BEGIN Dataset extract

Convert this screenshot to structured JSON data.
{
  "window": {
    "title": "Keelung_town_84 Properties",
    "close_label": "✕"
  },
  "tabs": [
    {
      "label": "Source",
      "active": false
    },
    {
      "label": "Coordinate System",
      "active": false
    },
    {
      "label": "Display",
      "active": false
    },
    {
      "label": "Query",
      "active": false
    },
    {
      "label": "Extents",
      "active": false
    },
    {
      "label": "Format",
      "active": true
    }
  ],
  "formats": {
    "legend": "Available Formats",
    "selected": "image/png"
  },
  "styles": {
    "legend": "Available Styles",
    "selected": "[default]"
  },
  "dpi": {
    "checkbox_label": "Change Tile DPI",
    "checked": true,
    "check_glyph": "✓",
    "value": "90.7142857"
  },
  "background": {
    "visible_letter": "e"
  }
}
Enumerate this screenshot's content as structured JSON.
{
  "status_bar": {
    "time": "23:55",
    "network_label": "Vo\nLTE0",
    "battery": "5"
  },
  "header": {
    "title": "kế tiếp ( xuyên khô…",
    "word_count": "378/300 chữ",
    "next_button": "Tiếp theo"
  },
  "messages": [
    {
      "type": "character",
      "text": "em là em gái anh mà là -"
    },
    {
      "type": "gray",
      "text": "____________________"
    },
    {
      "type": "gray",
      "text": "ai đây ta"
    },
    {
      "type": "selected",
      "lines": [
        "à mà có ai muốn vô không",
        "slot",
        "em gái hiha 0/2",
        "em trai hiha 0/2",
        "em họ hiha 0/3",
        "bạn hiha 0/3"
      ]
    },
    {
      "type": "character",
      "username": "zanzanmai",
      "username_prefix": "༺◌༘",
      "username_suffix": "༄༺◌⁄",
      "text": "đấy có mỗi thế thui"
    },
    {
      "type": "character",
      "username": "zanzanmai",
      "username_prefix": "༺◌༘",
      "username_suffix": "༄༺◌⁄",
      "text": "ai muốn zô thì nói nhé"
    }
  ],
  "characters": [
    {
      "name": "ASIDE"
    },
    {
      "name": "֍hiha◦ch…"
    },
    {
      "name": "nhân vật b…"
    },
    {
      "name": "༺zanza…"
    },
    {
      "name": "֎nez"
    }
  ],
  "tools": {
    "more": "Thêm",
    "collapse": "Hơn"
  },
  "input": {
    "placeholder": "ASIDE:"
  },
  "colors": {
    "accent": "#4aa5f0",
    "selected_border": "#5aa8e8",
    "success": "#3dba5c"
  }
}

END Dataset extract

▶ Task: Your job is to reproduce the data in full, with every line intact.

▶ Result for this exercise:
Convert this screenshot to structured JSON data.
{
  "window": {
    "title": "Keelung_town_84 Properties",
    "close_label": "✕"
  },
  "tabs": [
    {
      "label": "Source",
      "active": false
    },
    {
      "label": "Coordinate System",
      "active": false
    },
    {
      "label": "Display",
      "active": false
    },
    {
      "label": "Query",
      "active": false
    },
    {
      "label": "Extents",
      "active": false
    },
    {
      "label": "Format",
      "active": true
    }
  ],
  "formats": {
    "legend": "Available Formats",
    "selected": "image/png"
  },
  "styles": {
    "legend": "Available Styles",
    "selected": "[default]"
  },
  "dpi": {
    "checkbox_label": "Change Tile DPI",
    "checked": true,
    "check_glyph": "✓",
    "value": "90.7142857"
  },
  "background": {
    "visible_letter": "e"
  }
}
Enumerate this screenshot's content as structured JSON.
{
  "status_bar": {
    "time": "23:55",
    "network_label": "Vo\nLTE0",
    "battery": "5"
  },
  "header": {
    "title": "kế tiếp ( xuyên khô…",
    "word_count": "378/300 chữ",
    "next_button": "Tiếp theo"
  },
  "messages": [
    {
      "type": "character",
      "text": "em là em gái anh mà là -"
    },
    {
      "type": "gray",
      "text": "____________________"
    },
    {
      "type": "gray",
      "text": "ai đây ta"
    },
    {
      "type": "selected",
      "lines": [
        "à mà có ai muốn vô không",
        "slot",
        "em gái hiha 0/2",
        "em trai hiha 0/2",
        "em họ hiha 0/3",
        "bạn hiha 0/3"
      ]
    },
    {
      "type": "character",
      "username": "zanzanmai",
      "username_prefix": "༺◌༘",
      "username_suffix": "༄༺◌⁄",
      "text": "đấy có mỗi thế thui"
    },
    {
      "type": "character",
      "username": "zanzanmai",
      "username_prefix": "༺◌༘",
      "username_suffix": "༄༺◌⁄",
      "text": "ai muốn zô thì nói nhé"
    }
  ],
  "characters": [
    {
      "name": "ASIDE"
    },
    {
      "name": "֍hiha◦ch…"
    },
    {
      "name": "nhân vật b…"
    },
    {
      "name": "༺zanza…"
    },
    {
      "name": "֎nez"
    }
  ],
  "tools": {
    "more": "Thêm",
    "collapse": "Hơn"
  },
  "input": {
    "placeholder": "ASIDE:"
  },
  "colors": {
    "accent": "#4aa5f0",
    "selected_border": "#5aa8e8",
    "success": "#3dba5c"
  }
}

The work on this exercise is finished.